Brian Coan may have gone through education in an era before computers were commonplace, but his career as a chemist with a pharmaceuticals company ensured his knowledge developed as technology progressed.
He was aware that many people lacked that advantage, however, and realised all they really needed was a guiding hand. So, after his retirement, he decided to do something positive and help others learn the skills they needed.
That was 2017 and he joined a computer group, which met at Northallerton library. Though the pandemic inevitably meant it had to stop meeting, Brian continued volunteering to provide remote help through Citizens Online.
Since the end of lockdowns, he has returned as a formal IT Buddy at the library, helping to guide people with the skills they need to use the elements of computers and the internet that interest them.
Researching family history is a driving force for many, while others are keen to use the remote access computers offer for chores like shopping and banking.
Unsurprisingly, perhaps, the demand for IT Buddy services has increased since the pandemic, possibly because more people have recognised the convenience and value in being able both to conduct business and access entertainment online.
Brian said: “When I retired I had a bee in my bonnet because a lot of people, particularly older ones, said they couldn’t use computers because they were not bright enough. I knew that wasn’t the case and was determined to make myself available to at least help people learn the basics.

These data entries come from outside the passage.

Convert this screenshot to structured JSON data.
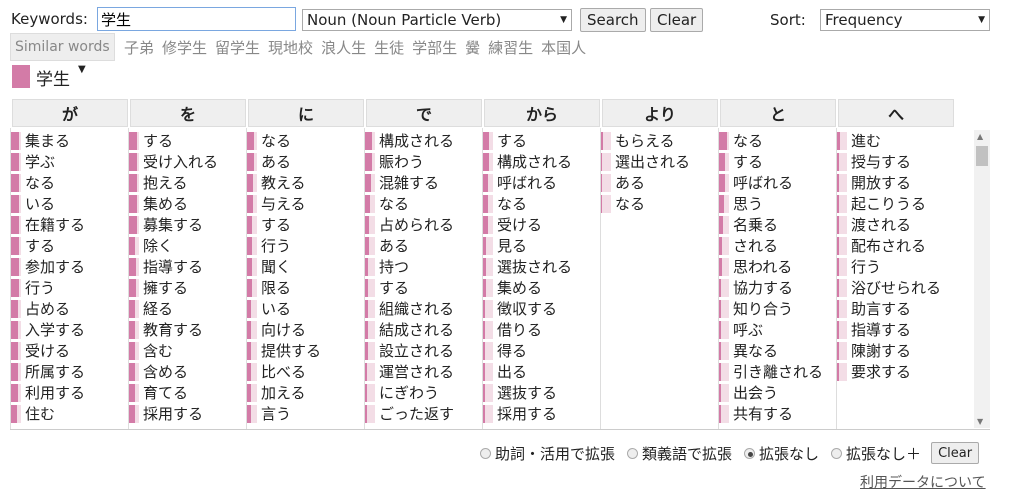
{
  "search": {
    "keywords_label": "Keywords:",
    "keyword_value": "学生",
    "pos_value": "Noun (Noun Particle Verb)",
    "search_label": "Search",
    "clear_label": "Clear",
    "sort_label": "Sort:",
    "sort_value": "Frequency"
  },
  "similar": {
    "button_label": "Similar words",
    "words": [
      "子弟",
      "修学生",
      "留学生",
      "現地校",
      "浪人生",
      "生徒",
      "学部生",
      "黌",
      "練習生",
      "本国人"
    ]
  },
  "keyword_title": "学生",
  "colors": {
    "accent": "#d37ba7",
    "light": "#f3dde6"
  },
  "columns": [
    {
      "header": "が",
      "items": [
        [
          "集まる",
          1
        ],
        [
          "学ぶ",
          1
        ],
        [
          "なる",
          1
        ],
        [
          "いる",
          1
        ],
        [
          "在籍する",
          1
        ],
        [
          "する",
          1
        ],
        [
          "参加する",
          1
        ],
        [
          "行う",
          1
        ],
        [
          "占める",
          0.9
        ],
        [
          "入学する",
          0.9
        ],
        [
          "受ける",
          0.9
        ],
        [
          "所属する",
          0.9
        ],
        [
          "利用する",
          0.9
        ],
        [
          "住む",
          0.8
        ]
      ]
    },
    {
      "header": "を",
      "items": [
        [
          "する",
          1
        ],
        [
          "受け入れる",
          1
        ],
        [
          "抱える",
          1
        ],
        [
          "集める",
          1
        ],
        [
          "募集する",
          1
        ],
        [
          "除く",
          0.7
        ],
        [
          "指導する",
          0.9
        ],
        [
          "擁する",
          0.9
        ],
        [
          "経る",
          0.8
        ],
        [
          "教育する",
          0.8
        ],
        [
          "含む",
          0.7
        ],
        [
          "含める",
          0.7
        ],
        [
          "育てる",
          0.7
        ],
        [
          "採用する",
          0.7
        ]
      ]
    },
    {
      "header": "に",
      "items": [
        [
          "なる",
          0.9
        ],
        [
          "ある",
          0.9
        ],
        [
          "教える",
          0.8
        ],
        [
          "与える",
          0.7
        ],
        [
          "する",
          0.6
        ],
        [
          "行う",
          0.6
        ],
        [
          "聞く",
          0.6
        ],
        [
          "限る",
          0.6
        ],
        [
          "いる",
          0.5
        ],
        [
          "向ける",
          0.5
        ],
        [
          "提供する",
          0.5
        ],
        [
          "比べる",
          0.5
        ],
        [
          "加える",
          0.5
        ],
        [
          "言う",
          0.5
        ]
      ]
    },
    {
      "header": "で",
      "items": [
        [
          "構成される",
          0.9
        ],
        [
          "賑わう",
          0.9
        ],
        [
          "混雑する",
          0.8
        ],
        [
          "なる",
          0.6
        ],
        [
          "占められる",
          0.5
        ],
        [
          "ある",
          0.5
        ],
        [
          "持つ",
          0.4
        ],
        [
          "する",
          0.4
        ],
        [
          "組織される",
          0.4
        ],
        [
          "結成される",
          0.4
        ],
        [
          "設立される",
          0.4
        ],
        [
          "運営される",
          0.3
        ],
        [
          "にぎわう",
          0.3
        ],
        [
          "ごった返す",
          0.3
        ]
      ]
    },
    {
      "header": "から",
      "items": [
        [
          "する",
          0.7
        ],
        [
          "構成される",
          0.7
        ],
        [
          "呼ばれる",
          0.6
        ],
        [
          "なる",
          0.6
        ],
        [
          "受ける",
          0.6
        ],
        [
          "見る",
          0.4
        ],
        [
          "選抜される",
          0.4
        ],
        [
          "集める",
          0.4
        ],
        [
          "徴収する",
          0.3
        ],
        [
          "借りる",
          0.3
        ],
        [
          "得る",
          0.3
        ],
        [
          "出る",
          0.3
        ],
        [
          "選抜する",
          0.3
        ],
        [
          "採用する",
          0.3
        ]
      ]
    },
    {
      "header": "より",
      "items": [
        [
          "もらえる",
          0.2
        ],
        [
          "選出される",
          0.1
        ],
        [
          "ある",
          0.1
        ],
        [
          "なる",
          0.1
        ]
      ]
    },
    {
      "header": "と",
      "items": [
        [
          "なる",
          1
        ],
        [
          "する",
          0.8
        ],
        [
          "呼ばれる",
          0.7
        ],
        [
          "思う",
          0.6
        ],
        [
          "名乗る",
          0.5
        ],
        [
          "される",
          0.4
        ],
        [
          "思われる",
          0.4
        ],
        [
          "協力する",
          0.3
        ],
        [
          "知り合う",
          0.3
        ],
        [
          "呼ぶ",
          0.3
        ],
        [
          "異なる",
          0.3
        ],
        [
          "引き離される",
          0.3
        ],
        [
          "出会う",
          0.3
        ],
        [
          "共有する",
          0.3
        ]
      ]
    },
    {
      "header": "へ",
      "items": [
        [
          "進む",
          0.4
        ],
        [
          "授与する",
          0.2
        ],
        [
          "開放する",
          0.2
        ],
        [
          "起こりうる",
          0.2
        ],
        [
          "渡される",
          0.2
        ],
        [
          "配布される",
          0.2
        ],
        [
          "行う",
          0.2
        ],
        [
          "浴びせられる",
          0.2
        ],
        [
          "助言する",
          0.2
        ],
        [
          "指導する",
          0.2
        ],
        [
          "陳謝する",
          0.2
        ],
        [
          "要求する",
          0.2
        ]
      ]
    }
  ],
  "options": {
    "items": [
      "助詞・活用で拡張",
      "類義語で拡張",
      "拡張なし",
      "拡張なし＋"
    ],
    "selected": 2,
    "clear_label": "Clear"
  },
  "about_link": "利用データについて"
}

“Since lockdown, it has really got quite busy. The people who come are mainly older people, with some younger ones. I rely on people to tell me what they want to know about, some only want to use emails, others want to know about searching. Some people have a computer, but don’t know what to do with it. I take them through the basics. I get a lot of satisfaction from it,” he said.
While Brian has many taking up his offer of help on Tuesday and Wednesday mornings at Northallerton library, there are also other options.
We are working in collaboration with Citizens Online and North Yorkshire’s district councils to tackle digital exclusion through localised partnerships with trained digital champions. It operates alongside the ReBoot scheme, which makes refurbished digital devices available to those who need them. Funding has come from a variety of sources, including our Stronger Communities team.
David Sanderson is among those to benefit from Brian’s help and said he would be going back for further sessions to brush up his skills. Although he owns a laptop and tablet, David has struggled to maintain online contact with friends in other parts of the world and was keen to improve his knowledge of emailing.
“I was told these one-to-one sessions were available so I went along and found it very interesting,” he said. “I am not into it and feel so left out, having to ask other people to do things. I will be going back; you are never too old to learn. I want to broaden my horizons from gardening and playing bridge.”
Digital skills and support to get online
If you or someone you know needs support with using technology or getting online, library IT buddies can help. Drop into your local library or call them to find out more. You can also get advice and support by calling the Citizens Online’s free digital support helpline on 0808 196 5883. Citizens Online can connect you with a trained digital champion and give you access to laptops and other digital devices.
Could you help make a difference in your community?
Libraries across North Yorkshire are looking for volunteers like Brian to help with a variety of duties, including IT support. Volunteers make a huge difference, and for young people in particular it’s a great way to get valuable experience for their CV. Find out more on our libraries volunteers page or by calling into your library.